- _Work required_
Within the listing below, show every line that contains the word "label".

- - - - - - -

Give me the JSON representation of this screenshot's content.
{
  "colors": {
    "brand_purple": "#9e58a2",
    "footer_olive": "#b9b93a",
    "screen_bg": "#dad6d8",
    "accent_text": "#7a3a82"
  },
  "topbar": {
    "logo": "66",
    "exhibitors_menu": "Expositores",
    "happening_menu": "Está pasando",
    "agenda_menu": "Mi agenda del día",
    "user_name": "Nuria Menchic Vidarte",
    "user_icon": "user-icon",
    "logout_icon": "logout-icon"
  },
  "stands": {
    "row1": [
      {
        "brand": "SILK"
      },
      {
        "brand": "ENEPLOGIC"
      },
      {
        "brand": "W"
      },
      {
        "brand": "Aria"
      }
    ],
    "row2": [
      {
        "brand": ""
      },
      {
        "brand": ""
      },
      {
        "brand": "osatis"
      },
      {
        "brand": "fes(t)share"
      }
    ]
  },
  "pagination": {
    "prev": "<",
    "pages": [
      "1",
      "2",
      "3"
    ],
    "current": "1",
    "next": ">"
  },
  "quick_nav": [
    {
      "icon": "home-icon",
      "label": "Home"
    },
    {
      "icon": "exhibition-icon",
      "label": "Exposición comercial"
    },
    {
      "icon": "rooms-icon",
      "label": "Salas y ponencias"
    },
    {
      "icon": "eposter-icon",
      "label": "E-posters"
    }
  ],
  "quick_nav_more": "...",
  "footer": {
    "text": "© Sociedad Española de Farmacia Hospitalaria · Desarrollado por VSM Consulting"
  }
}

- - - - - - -

- _Solution_
      "label": "Home"
      "label": "Exposición comercial"
      "label": "Salas y ponencias"
      "label": "E-posters"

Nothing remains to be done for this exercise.